The UHN Rest Safe Program, which provided 18,000 nights of free hotel accommodations to more than 1,000 staff, was run by (L to R) Slobodanka Antic, Justin Young and Jeniqua Gribben. (Photo: UHN)
For registered nurse (RN) Sue Boparai, it meant a restful sleep – and one less thing to worry about.
Sue, an RN with the Nursing Resource Team at Toronto General and Toronto Western hospitals, was often faced with an unreliable commute outside the GTA when she picked up extra shifts in the Intensive Care Unit (ICU). It was a continual stressor on top of the anxiety of working in healthcare during a pandemic.
Enter the UHN Rest Safe hoteling program. Launched in spring 2020, it provided staff a place to stay in-between intensive and stressful shifts while limiting the risk of bringing COVID-19 home to their families and loved ones.
“The program alleviated some of the stress that I felt, and allowed me to move at my own pace,” says Sue. “It’s definitely opened my eyes to the importance of sleep and rest between shifts, and allowed me to focus on recharging my body.”
“I think we forget that we need to put ourselves first and get adequate amounts of rest to ‘recharge,’ especially when working under the restrictions and challenges the pandemic has brought.”
During the pandemic, TeamUHN members have been on the frontlines of an overwhelmed healthcare system. Many placed their personal lives and well-being on hold to provide continuous patient care and help keep hospitals running.
Rest Safe, which closed last month, provided 18,000 nights of free hotel accommodations to more than 1,000 staff. These included nurses, physicians, Environmental Services and Transportation employees, and administrators working in ICUs, Emergency Departments and units facing COVID-19 outbreaks, staffing shortages and increased work demands.
“At the start of the pandemic, when UHN was considering ways to support TeamUHN, the Rest Safe program was developed as a means of addressing concerns staff had about infecting immunocompromised family members,” says Justin Young, Director of Business Development and Partnerships at UHN, who was redeployed to help design the program.
Over the past two years, the program operated three sessions at downtown Toronto hotels, all corresponding with COVID-19 waves.
“This program was funded entirely by philanthropy,” Justin says. “Without the generous support of the UHN Foundation and The Princess Margaret Cancer Foundation, this offering would not have been possible.”
Accommodating TeamUHN during ‘snowmaggedon’
The program has helped staff cope with the mental and physical challenges of working in healthcare during COVID-19.
For many on the frontlines, long commutes and lack of sleep have been a contributing factors to burnout.
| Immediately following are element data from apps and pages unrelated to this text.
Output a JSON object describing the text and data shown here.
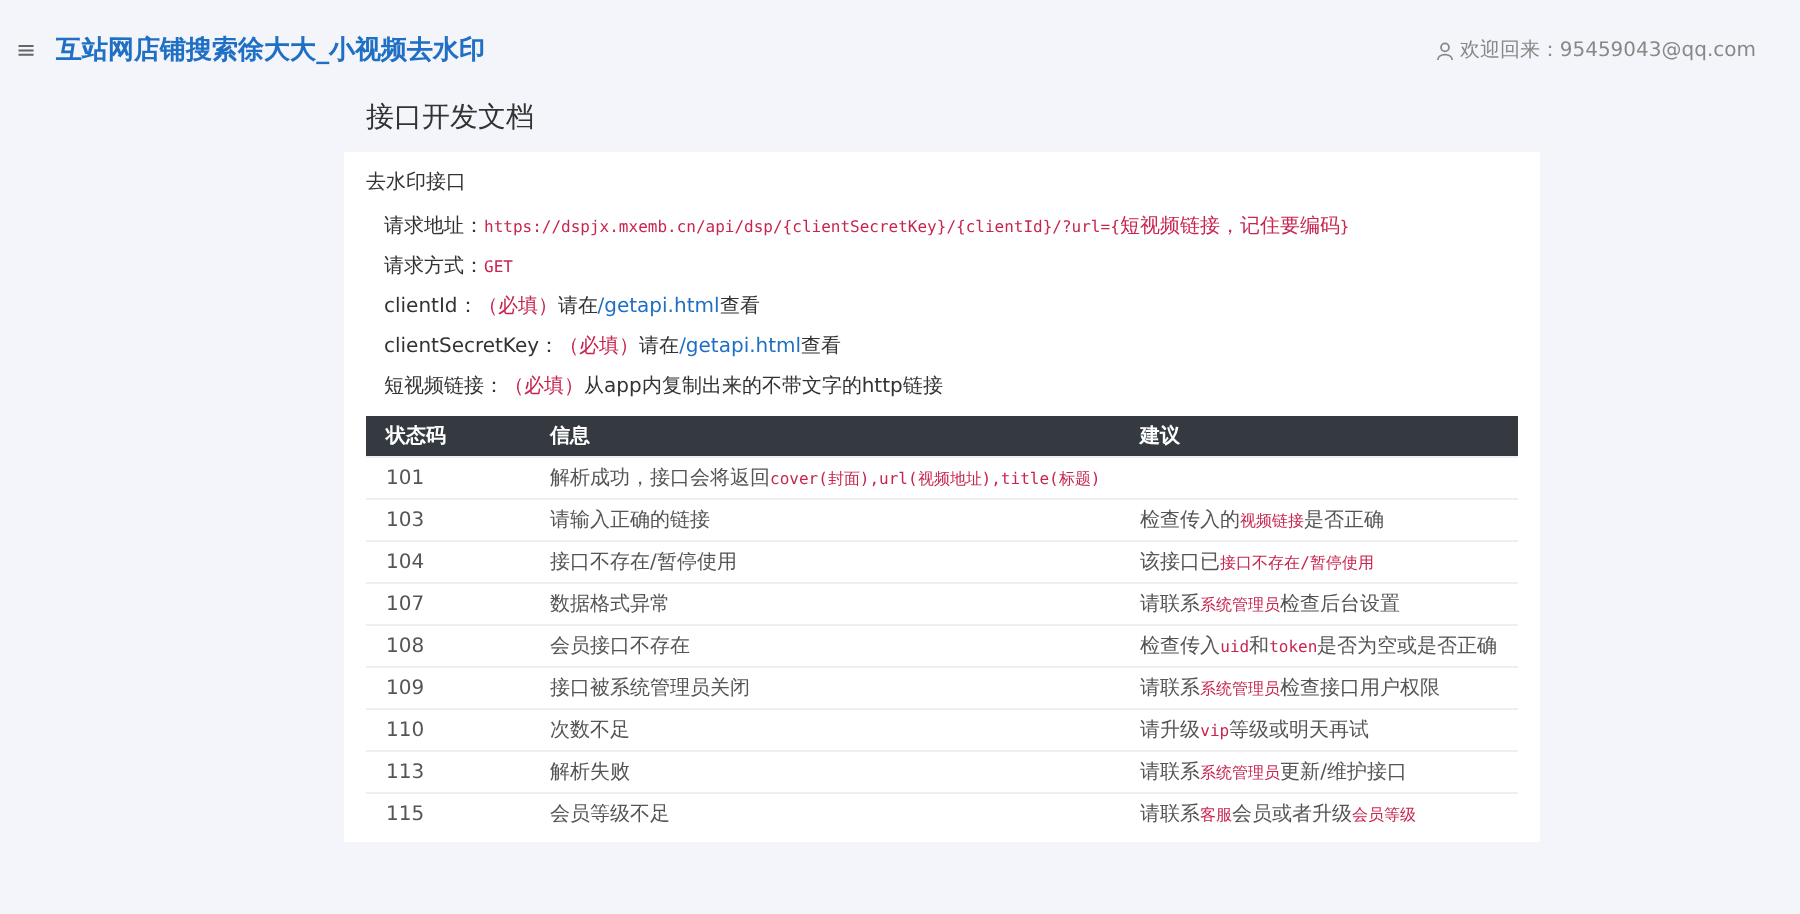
{
  "header": {
    "menu_icon": "≡",
    "title": "互站网店铺搜索徐大大_小视频去水印",
    "user": "欢迎回来：95459043@qq.com"
  },
  "page_title": "接口开发文档",
  "card": {
    "title": "去水印接口",
    "params": [
      {
        "label": "请求地址：",
        "parts": [
          {
            "kind": "code",
            "text": "https://dspjx.mxemb.cn/api/dsp/{clientSecretKey}/{clientId}/?url={"
          },
          {
            "kind": "mark",
            "text": "短视频链接，记住要编码"
          },
          {
            "kind": "code",
            "text": "}"
          }
        ]
      },
      {
        "label": "请求方式：",
        "parts": [
          {
            "kind": "code",
            "text": "GET"
          }
        ]
      },
      {
        "label": "clientId：",
        "parts": [
          {
            "kind": "mark",
            "text": "（必填）"
          },
          {
            "kind": "text",
            "text": "请在"
          },
          {
            "kind": "link",
            "text": "/getapi.html"
          },
          {
            "kind": "text",
            "text": "查看"
          }
        ]
      },
      {
        "label": "clientSecretKey：",
        "parts": [
          {
            "kind": "mark",
            "text": "（必填）"
          },
          {
            "kind": "text",
            "text": "请在"
          },
          {
            "kind": "link",
            "text": "/getapi.html"
          },
          {
            "kind": "text",
            "text": "查看"
          }
        ]
      },
      {
        "label": "短视频链接：",
        "parts": [
          {
            "kind": "mark",
            "text": "（必填）"
          },
          {
            "kind": "text",
            "text": "从app内复制出来的不带文字的http链接"
          }
        ]
      }
    ],
    "table": {
      "columns": [
        "状态码",
        "信息",
        "建议"
      ],
      "rows": [
        {
          "code": "101",
          "info": [
            {
              "kind": "text",
              "text": "解析成功，接口会将返回"
            },
            {
              "kind": "code",
              "text": "cover(封面),url(视频地址),title(标题)"
            }
          ],
          "advice": []
        },
        {
          "code": "103",
          "info": [
            {
              "kind": "text",
              "text": "请输入正确的链接"
            }
          ],
          "advice": [
            {
              "kind": "text",
              "text": "检查传入的"
            },
            {
              "kind": "code",
              "text": "视频链接"
            },
            {
              "kind": "text",
              "text": "是否正确"
            }
          ]
        },
        {
          "code": "104",
          "info": [
            {
              "kind": "text",
              "text": "接口不存在/暂停使用"
            }
          ],
          "advice": [
            {
              "kind": "text",
              "text": "该接口已"
            },
            {
              "kind": "code",
              "text": "接口不存在/暂停使用"
            }
          ]
        },
        {
          "code": "107",
          "info": [
            {
              "kind": "text",
              "text": "数据格式异常"
            }
          ],
          "advice": [
            {
              "kind": "text",
              "text": "请联系"
            },
            {
              "kind": "code",
              "text": "系统管理员"
            },
            {
              "kind": "text",
              "text": "检查后台设置"
            }
          ]
        },
        {
          "code": "108",
          "info": [
            {
              "kind": "text",
              "text": "会员接口不存在"
            }
          ],
          "advice": [
            {
              "kind": "text",
              "text": "检查传入"
            },
            {
              "kind": "code",
              "text": "uid"
            },
            {
              "kind": "text",
              "text": "和"
            },
            {
              "kind": "code",
              "text": "token"
            },
            {
              "kind": "text",
              "text": "是否为空或是否正确"
            }
          ]
        },
        {
          "code": "109",
          "info": [
            {
              "kind": "text",
              "text": "接口被系统管理员关闭"
            }
          ],
          "advice": [
            {
              "kind": "text",
              "text": "请联系"
            },
            {
              "kind": "code",
              "text": "系统管理员"
            },
            {
              "kind": "text",
              "text": "检查接口用户权限"
            }
          ]
        },
        {
          "code": "110",
          "info": [
            {
              "kind": "text",
              "text": "次数不足"
            }
          ],
          "advice": [
            {
              "kind": "text",
              "text": "请升级"
            },
            {
              "kind": "code",
              "text": "vip"
            },
            {
              "kind": "text",
              "text": "等级或明天再试"
            }
          ]
        },
        {
          "code": "113",
          "info": [
            {
              "kind": "text",
              "text": "解析失败"
            }
          ],
          "advice": [
            {
              "kind": "text",
              "text": "请联系"
            },
            {
              "kind": "code",
              "text": "系统管理员"
            },
            {
              "kind": "text",
              "text": "更新/维护接口"
            }
          ]
        },
        {
          "code": "115",
          "info": [
            {
              "kind": "text",
              "text": "会员等级不足"
            }
          ],
          "advice": [
            {
              "kind": "text",
              "text": "请联系"
            },
            {
              "kind": "code",
              "text": "客服"
            },
            {
              "kind": "text",
              "text": "会员或者升级"
            },
            {
              "kind": "code",
              "text": "会员等级"
            }
          ]
        }
      ]
    }
  }
}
With staff working even more hours during the pandemic waves, the hoteling program offered the respite support for an overnight stay a short walking distance from the hospital.
Slobodanka Antic and Jeniqua Gribben worked tirelessly behind the scenes at Rest Safe. Originally colleagues at Princess Margaret Lodge, the redeployed pair ensured every staff member who requested a hotel room, got one.
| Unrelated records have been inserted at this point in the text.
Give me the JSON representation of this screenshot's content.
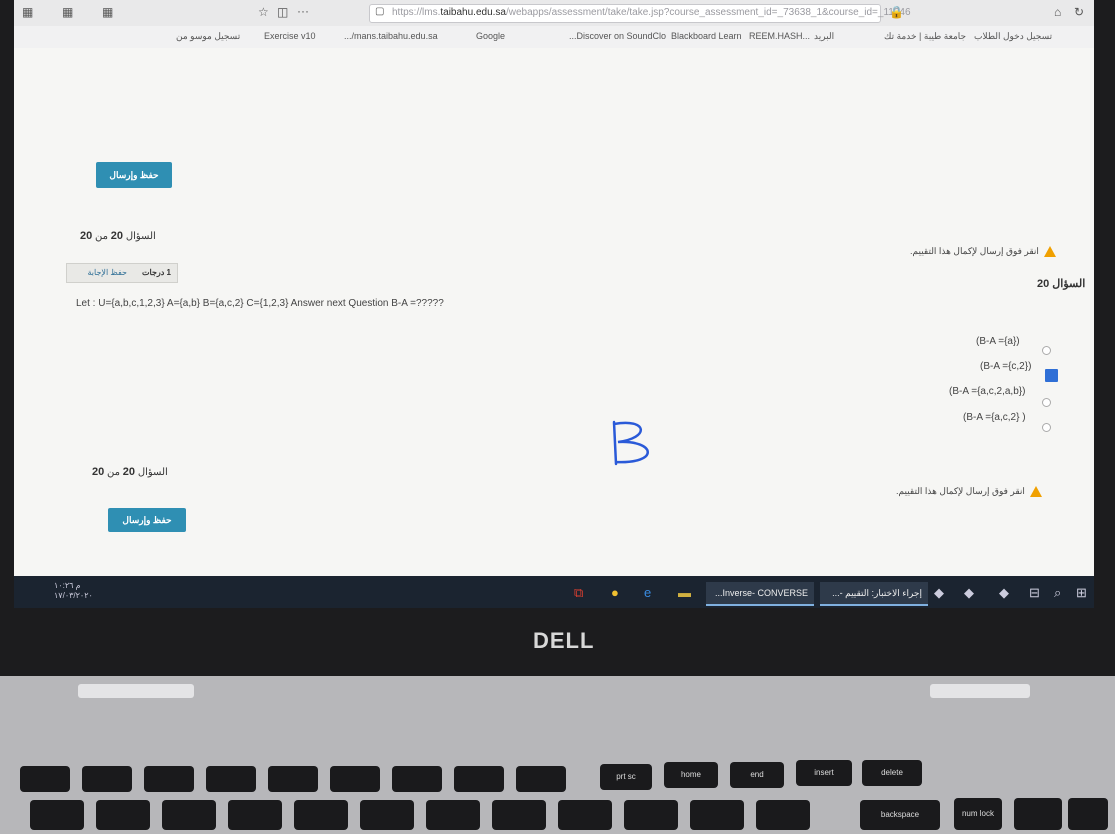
{
  "browser": {
    "url_prefix": "https://lms.",
    "url_host": "taibahu.edu.sa",
    "url_path": "/webapps/assessment/take/take.jsp?course_assessment_id=_73638_1&course_id=_11346",
    "bookmarks": [
      "تسجيل دخول الطلاب",
      "جامعة طيبة | خدمة تك",
      "البريد",
      "...REEM.HASH",
      "Blackboard Learn",
      "Discover on SoundClo...",
      "Google",
      "mans.taibahu.edu.sa/...",
      "Exercise v10",
      "تسجيل موسو من"
    ]
  },
  "page": {
    "save_submit_label": "حفظ وإرسال",
    "question_counter": {
      "label": "السؤال",
      "current": "20",
      "of": "من",
      "total": "20"
    },
    "warning_text": "انقر فوق إرسال لإكمال هذا التقييم.",
    "question_badge": {
      "points": "1 درجات",
      "save_answer": "حفظ الإجابة"
    },
    "question_title": "السؤال 20",
    "question_text": "Let : U={a,b,c,1,2,3} A={a,b} B={a,c,2} C={1,2,3} Answer next Question B-A =?????",
    "options": [
      {
        "label": "(B-A ={a})",
        "selected": false
      },
      {
        "label": "(B-A ={c,2})",
        "selected": true
      },
      {
        "label": "(B-A ={a,c,2,a,b})",
        "selected": false
      },
      {
        "label": "(B-A ={a,c,2} )",
        "selected": false
      }
    ],
    "handwritten_mark": "B"
  },
  "taskbar": {
    "clock": "م ١٠:٢٦\n١٧/٠٣/٢٠٢٠",
    "window1": "Inverse- CONVERSE...",
    "window2": "إجراء الاختبار: التقييم -..."
  },
  "hardware": {
    "brand": "DELL",
    "keys": [
      "prt sc",
      "home",
      "end",
      "insert",
      "delete",
      "backspace",
      "num lock"
    ]
  },
  "colors": {
    "button": "#2f8fb3",
    "warning": "#f0a000",
    "selected_radio": "#2f6fd6",
    "taskbar": "#1b2430"
  }
}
“You work as long as there are requests,” says Slobodanka, Manager of the program, on the unconventional work hours and influx of staff requests. “This is not someone coming for vacation.
“Hotels are the same as hospitals – 24/7.”
One of the busiest days for the team occurred during the major snowstorm in late January, which shut down the city. That day, Slobodanka and Jeniqua received about 200 emails from staff looking for a place to stay.
“The public transit system in my region was impacted quite a bit, and many trains were cancelled,” says Sue. “The Rest Safe Program was honestly heaven-sent as I was a 10-minute walk away from work, and no longer had to worry about my commute.”
Due to the busy nature of the healthcare system, the adjustment to living with COVID has been far from easy. The fear of exposing family members or loved ones has been a consistent theme for many utilizing the Rest Safe program.
“It’s allowed me to show up, be present, and engage fully with my colleagues and patients,” says Sue.
Jeniqua, the program’s coordinator, says she heard comments like Sue’s continuously.
“Everybody was so thankful that it was available, and that the donors were able to do it for a third time,” Jeniqua says. “They wanted to do the best for the staff.”
The Rest Safe team received hundreds of inquiries throughout the three waves of the pandemic and heard the many trying stories of TeamUHN, their fears and experiences.
“You don’t know the staff personally, but you feel like you know them anyway,” says Slobodanka. “In the end, we’re all part of the same team.”